Move. Shift.

It was a bright November morning in Glasgow when I nervously stepped off Govan Road into the high-ceilinged peace of the Pearce Institute. I’d signed up for Em Strang’s ‘Embodied Poetry Workshop’ having been blown away by seeing her perform in Dunblane Library back in the summer. She'd been so present - yes, a word that is perhaps overused, but there is no other word for it, she'd been present in a full-tilt spine-tingling way. 

     So there I was, a few months later in the ‘Billiard Room’, sitting in silence - we’d been given instructions to arrive in silence. We waited until we were seven, accompanied by the uneven breathing of a hot-water urn. The session started with dancing. Dancing in a room with worn dark wooden floorboards and fat brown-painted radiators and pipework clad in black sponge. Too much space for just seven of us to be dancing. Mostly strangers. Sober. In daylight. This is agony. But I did it, holding on to Em’s words ‘Don’t worry about what anyone else is doing, just move’. I moved awkwardly among barbed thoughts of self-judgement through what felt like the two longest musical tracks ever recorded.  

    We all sat down and Em read some lines form Scott Cairn’s poem Adventures in New Testament Greek: Nous. ‘Attend for a moment to our breath as you draw in: regard the breath’s cool descent, a stream from mouth to throat to the furnace of the heart. Observe that queer, cool confluence of breath and blood, and do your thinking there.’ Em’s poise was cat-like. Her voice calm. My heart settled. I was there because I wanted help, I wanted help to find my spoken voice. Help with not disappearing just a little, or a lot, when reading my work out loud. Help in those every-day other days when my voice just feels wrong to me, when my knees bend beneath shrunken consonants and cowed vowels. 

    That day in Govan we moved and made noise and played and howled and sang and my voice felt its way along new paths. It was hard, really hard. I kept thinking this is why I write, it’s so much easier. We wrote too, and then shared what we'd written, focusing on the body: ‘if any part of your body is holding your breath you are not fully present’. Em talked about the extreme power that comes of being present in our vulnerability.

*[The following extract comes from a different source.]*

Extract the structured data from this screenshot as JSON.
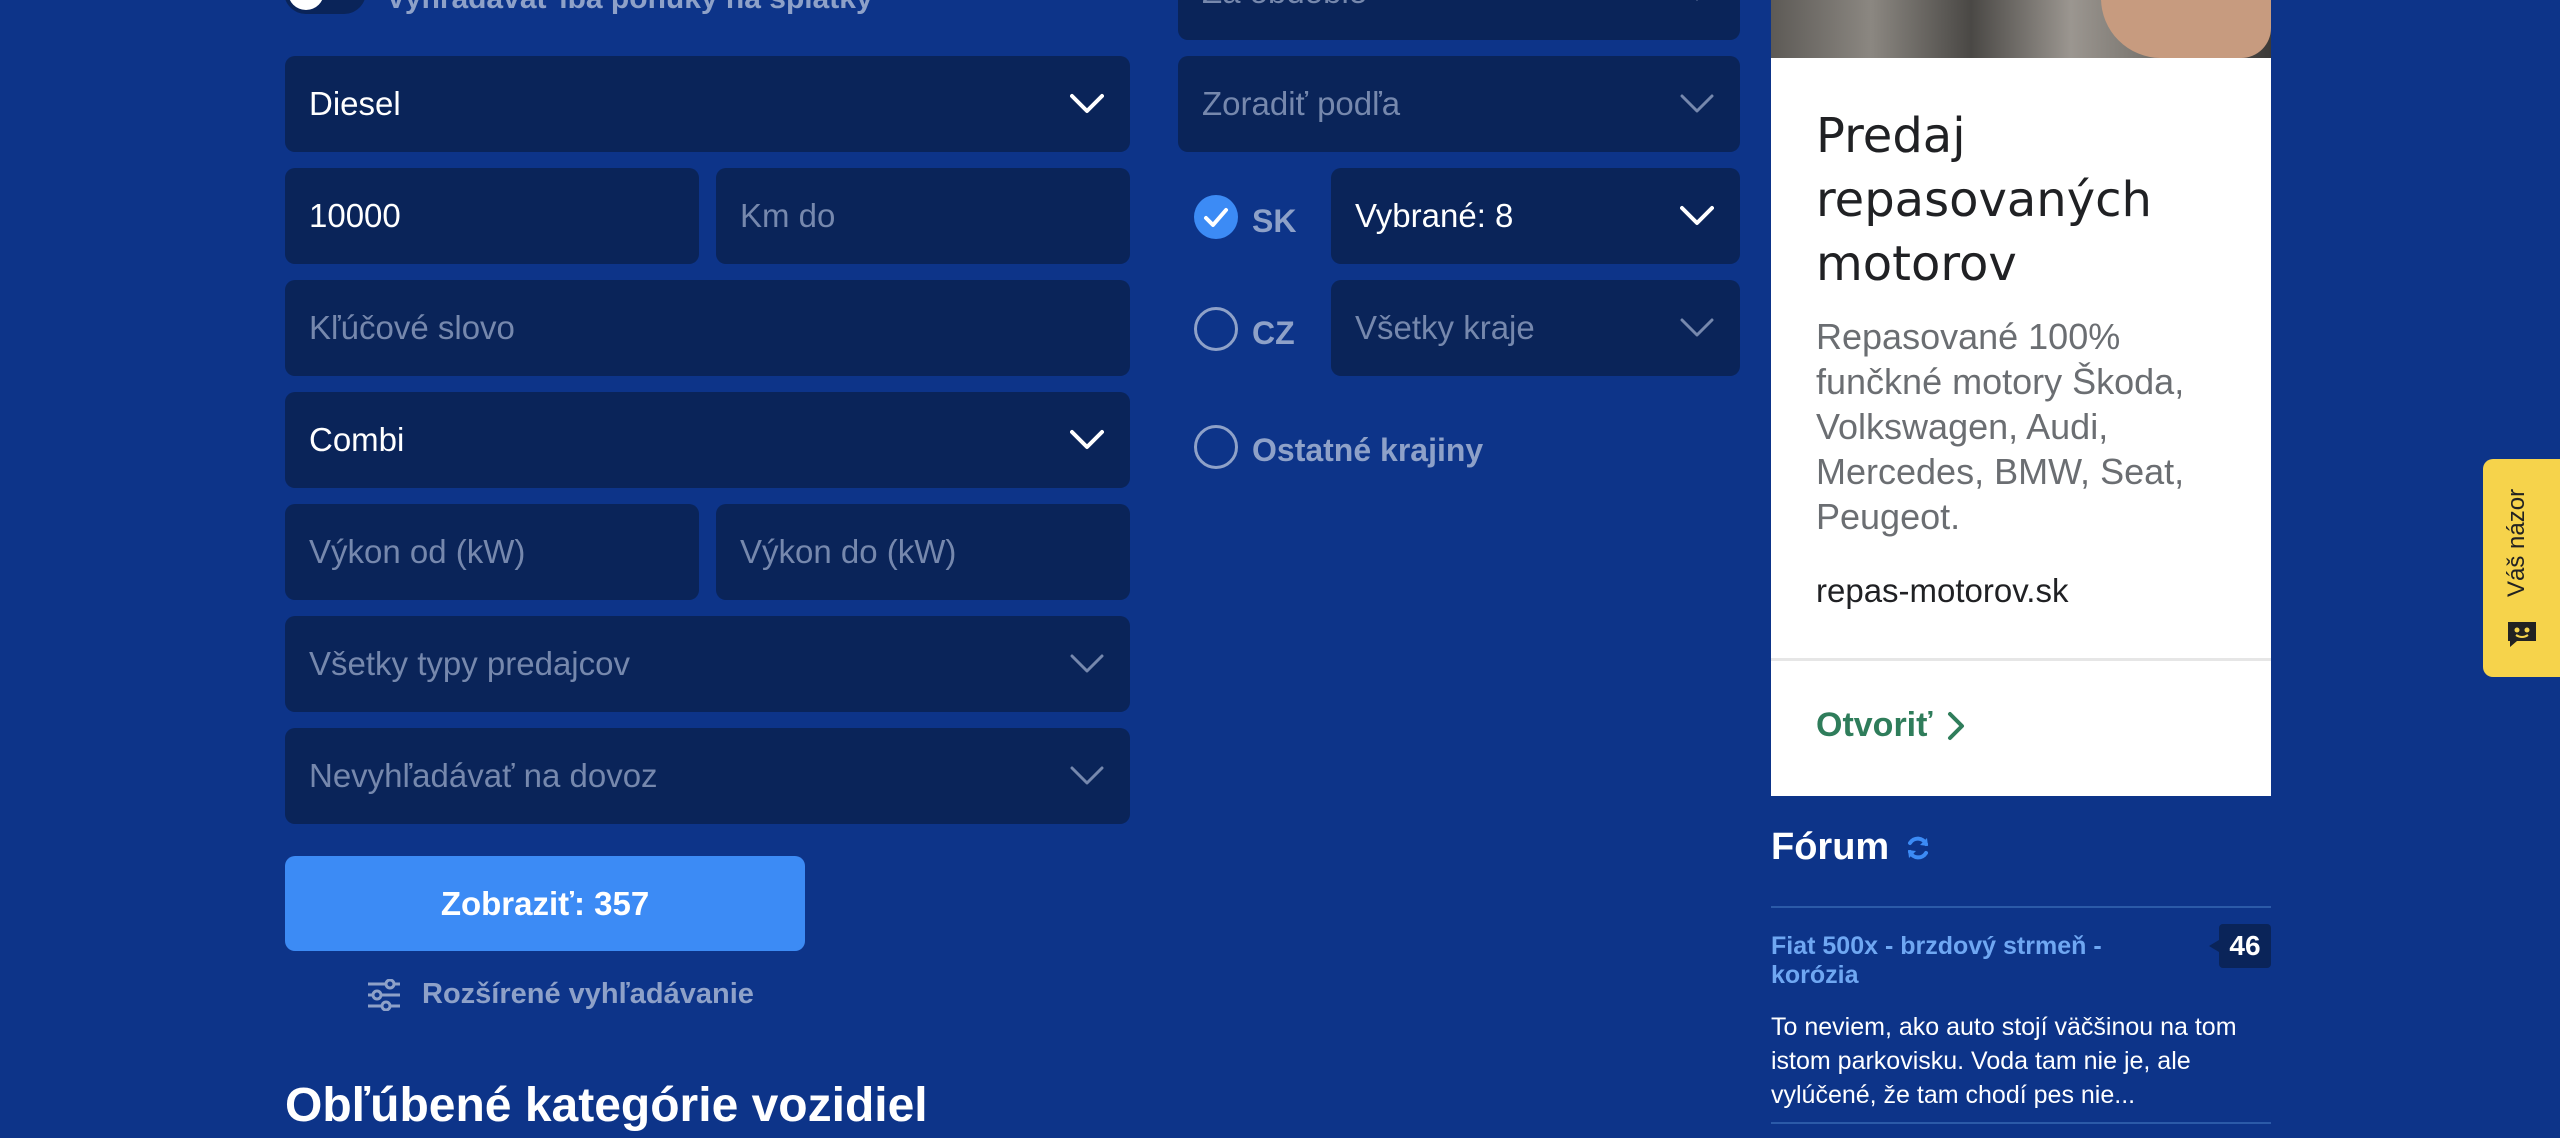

The backs of my legs shookMy words hesitated like that last bit of toothpaste in the tube, the bit that keeps sucking back in, but then they were out, and stayed out. Thank fuck the words are written down. I was relieved when Em said there wouldn’t be time to read the short poem she’d asked us all to choose and learn off by heart before the session. I clutched my notebook fiercely. The written word. My salvation. But imagine, just imagine, if I could let go of the paper.

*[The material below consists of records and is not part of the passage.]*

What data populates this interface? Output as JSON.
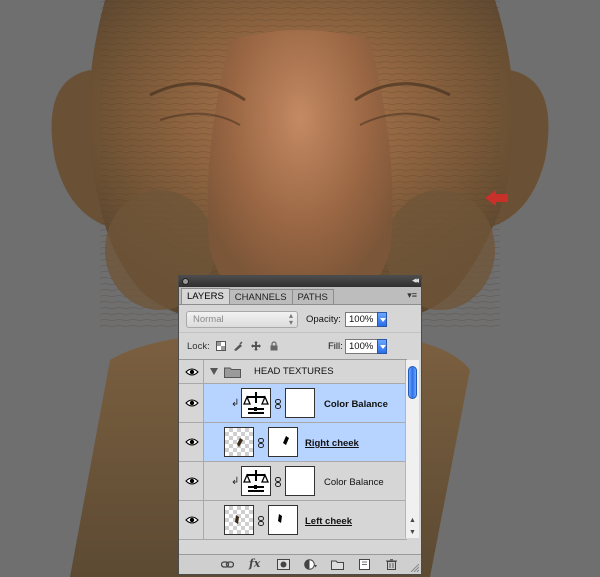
{
  "canvas": {
    "background_color": "#6f6f6f",
    "annotation_arrow_color": "#c8302a"
  },
  "panel": {
    "tabs": [
      {
        "label": "LAYERS",
        "active": true
      },
      {
        "label": "CHANNELS",
        "active": false
      },
      {
        "label": "PATHS",
        "active": false
      }
    ],
    "blend_mode": "Normal",
    "opacity_label": "Opacity:",
    "opacity_value": "100%",
    "lock_label": "Lock:",
    "fill_label": "Fill:",
    "fill_value": "100%",
    "layers": {
      "group": {
        "name": "HEAD TEXTURES",
        "icon": "folder-icon"
      },
      "items": [
        {
          "name": "Color Balance",
          "type": "adjustment",
          "selected": true,
          "clipped": true
        },
        {
          "name": "Right cheek",
          "type": "pixel",
          "selected": true,
          "clipped": false
        },
        {
          "name": "Color Balance",
          "type": "adjustment",
          "selected": false,
          "clipped": true
        },
        {
          "name": "Left cheek",
          "type": "pixel",
          "selected": false,
          "clipped": false
        }
      ]
    },
    "bottom_icons": [
      "link-layers-icon",
      "fx-icon",
      "add-mask-icon",
      "new-adjustment-icon",
      "new-group-icon",
      "new-layer-icon",
      "trash-icon"
    ],
    "fx_label": "fx",
    "selection_color": "#b7d3ff",
    "accent_color": "#2c6ee8"
  }
}
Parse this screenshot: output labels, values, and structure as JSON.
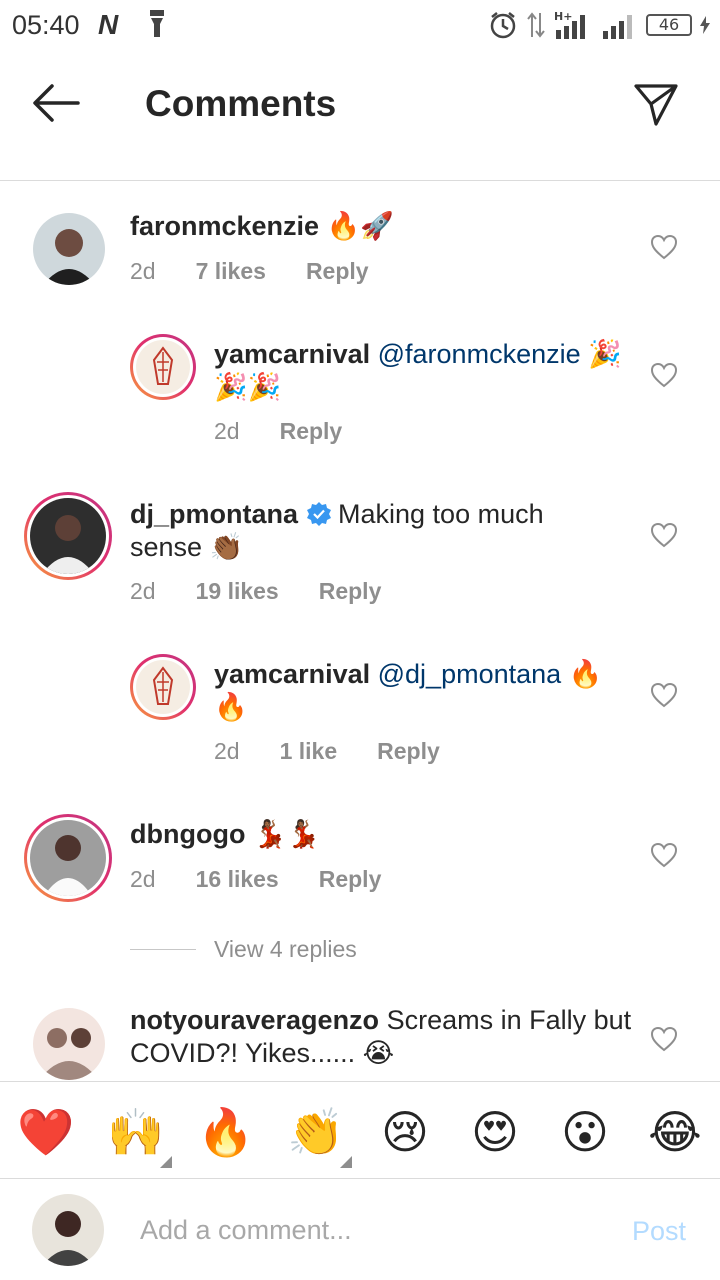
{
  "status_bar": {
    "time": "05:40",
    "network_letter": "N",
    "battery": "46",
    "network_type": "H+"
  },
  "header": {
    "title": "Comments"
  },
  "comments": [
    {
      "username": "faronmckenzie",
      "text": "🔥🚀",
      "time": "2d",
      "likes": "7 likes",
      "reply": "Reply"
    },
    {
      "username": "yamcarnival",
      "mention": "@faronmckenzie",
      "text": "🎉🎉🎉",
      "time": "2d",
      "reply": "Reply"
    },
    {
      "username": "dj_pmontana",
      "text": "Making too much sense 👏🏾",
      "time": "2d",
      "likes": "19 likes",
      "reply": "Reply",
      "verified": true
    },
    {
      "username": "yamcarnival",
      "mention": "@dj_pmontana",
      "text": "🔥🔥",
      "time": "2d",
      "likes": "1 like",
      "reply": "Reply"
    },
    {
      "username": "dbngogo",
      "text": "💃🏾💃🏾",
      "time": "2d",
      "likes": "16 likes",
      "reply": "Reply"
    },
    {
      "username": "notyouraveragenzo",
      "text": "Screams in Fally but COVID?! Yikes...... 😭"
    }
  ],
  "view_replies": "View 4 replies",
  "emoji_bar": [
    "❤️",
    "🙌",
    "🔥",
    "👏",
    "😢",
    "😍",
    "😮",
    "😂"
  ],
  "composer": {
    "placeholder": "Add a comment...",
    "post_label": "Post"
  },
  "colors": {
    "text": "#262626",
    "secondary": "#8e8e8e",
    "mention": "#00376b",
    "post_disabled": "#b3dbff"
  }
}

A couple of weeks later I had the privilege of facilitating story sharing sessions for the Gypsy/Traveller community in Lochgilphead and Perth during Book Week Scotland.  We started the sessions not with dance but by listening to tracks from Martyn Bennett’s 2003 album 'Grit', music that crosses cultural and musical divides. We heard Sheila Stewart singing fragments of ‘The Moving on Song’ and ‘What a Voice’. The music triggered a freshet of stories that participants shared with lyricism and emotion. One woman had chosen to write her story down. When it came to sharing it she read the first sentence, then firmly put the paper down and continued to tell her story fluently, movingly, strongly. What a voice. I was struck by all the voices that day, the talent to tell stories and let them dance to their own tune.

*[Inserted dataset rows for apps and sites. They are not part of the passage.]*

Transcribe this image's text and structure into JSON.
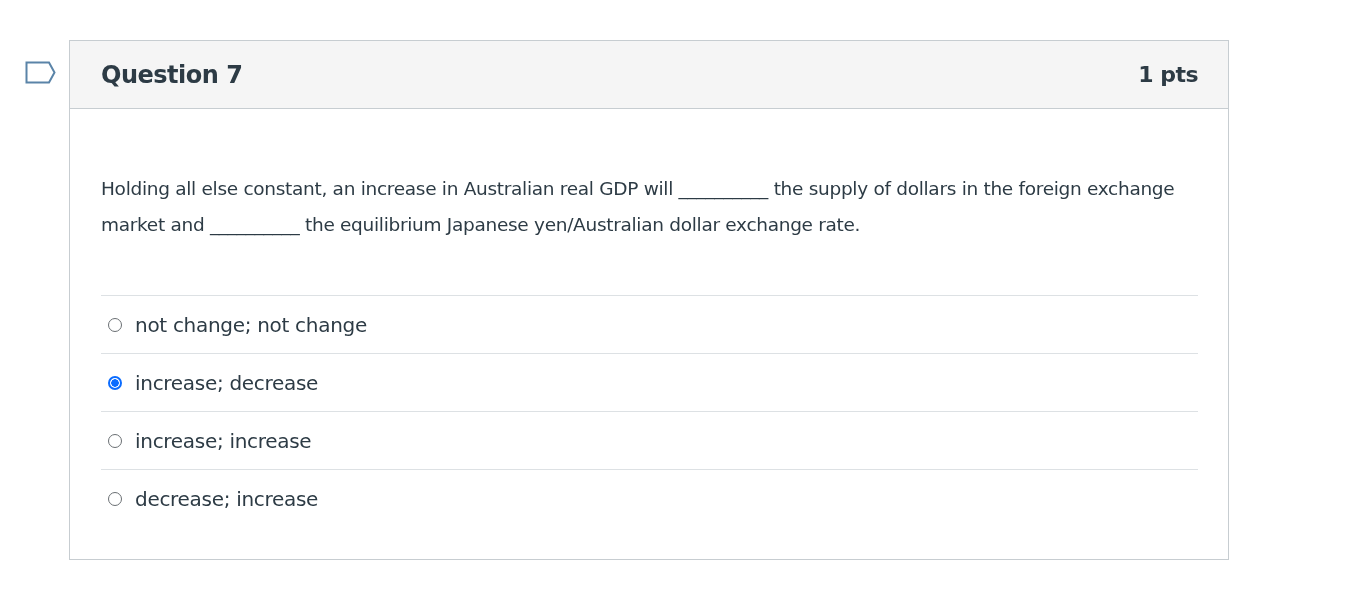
{
  "question": {
    "title": "Question 7",
    "points": "1 pts",
    "text": "Holding all else constant, an increase in Australian real GDP will __________ the supply of dollars in the foreign exchange market and __________ the equilibrium Japanese yen/Australian dollar exchange rate.",
    "answers": [
      {
        "label": "not change; not change",
        "selected": false
      },
      {
        "label": "increase; decrease",
        "selected": true
      },
      {
        "label": "increase; increase",
        "selected": false
      },
      {
        "label": "decrease; increase",
        "selected": false
      }
    ]
  }
}
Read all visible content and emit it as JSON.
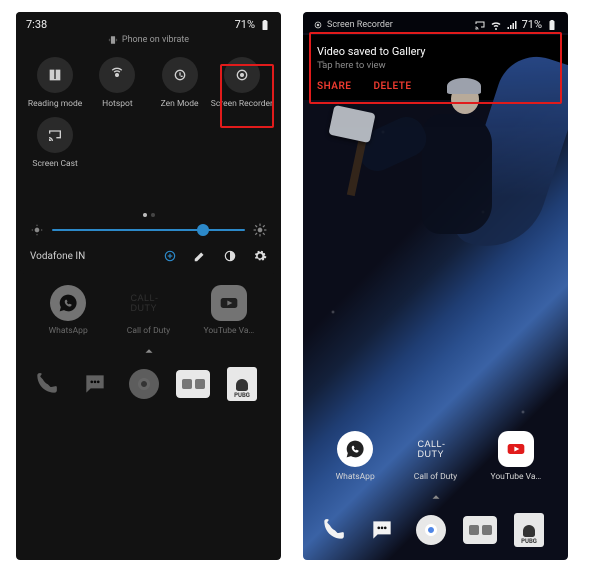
{
  "left": {
    "status": {
      "time": "7:38",
      "battery_pct": "71%"
    },
    "vibrate_text": "Phone on vibrate",
    "tiles": [
      {
        "id": "reading-mode",
        "label": "Reading mode"
      },
      {
        "id": "hotspot",
        "label": "Hotspot"
      },
      {
        "id": "zen-mode",
        "label": "Zen Mode"
      },
      {
        "id": "screen-recorder",
        "label": "Screen Recorder"
      },
      {
        "id": "screen-cast",
        "label": "Screen Cast"
      }
    ],
    "brightness_pct": 78,
    "carrier": "Vodafone IN",
    "apps": [
      {
        "id": "whatsapp",
        "label": "WhatsApp"
      },
      {
        "id": "cod",
        "label": "Call of Duty",
        "word": "CALL-DUTY"
      },
      {
        "id": "youtube",
        "label": "YouTube Va…"
      }
    ],
    "dock": [
      "phone",
      "messages",
      "chrome",
      "gallery",
      "pubg"
    ]
  },
  "right": {
    "status": {
      "notif_text": "Screen Recorder",
      "battery_pct": "71%"
    },
    "notification": {
      "title": "Video saved to Gallery",
      "subtitle": "Tap here to view",
      "share": "SHARE",
      "delete": "DELETE"
    },
    "apps": [
      {
        "id": "whatsapp",
        "label": "WhatsApp"
      },
      {
        "id": "cod",
        "label": "Call of Duty",
        "word": "CALL-DUTY"
      },
      {
        "id": "youtube",
        "label": "YouTube Va…"
      }
    ],
    "dock": [
      "phone",
      "messages",
      "chrome",
      "gallery",
      "pubg"
    ],
    "pubg_label": "PUBG"
  },
  "colors": {
    "accent": "#2c89c9",
    "danger": "#ec3a2f",
    "highlight": "#e11b1b"
  }
}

    I left those sessions humbled by the voices I heard. So much talk of travelling in the summer, of ‘shifting’ here and there - Fort William, Skye, Tiree. Talk of how you just can’t do it anymore, that simple thing of moving that’s deep in your DNA, how you can’t get ten minutes up the road with the trailer before the ‘polis’ are on your back. The stories of intolerance brought to mind the poem of Gerda Stevenson's I’d learnt for Em Strang’s workshop. The one I hadn’t had time to recite. I shared it that day with the group in Lochgilphead who were generous and kind in front of my awkward efforts.


Two Horses against a Hill


Two horses against a hill,

shoulder to shoulder, one faces East, the other west,

and I think of us -

how we can be at our best:

opposites, yet close enough

to cradle each other’s different worlds

in a wide arc of peripheral vision.


In the spirit of all movement that enables our hearts to beat fully, and in the spirit of all hoofbeats - past, present and future - here are links to two photo albums of a trip I made with ponies, from Barra to Lewis, with my friend Shuna in Spring 2017. If you like horses and the Outer Hebrides, the magic of Calmac ferries and a fair bit of wandering disorder, then please enjoy. Warning: no words or map, feel free to improvise.


Link to Hebrides photobook volume 1


Link to Hebrides photobook volume 2

Photograph courtesy of Peter Ross, MECOPP.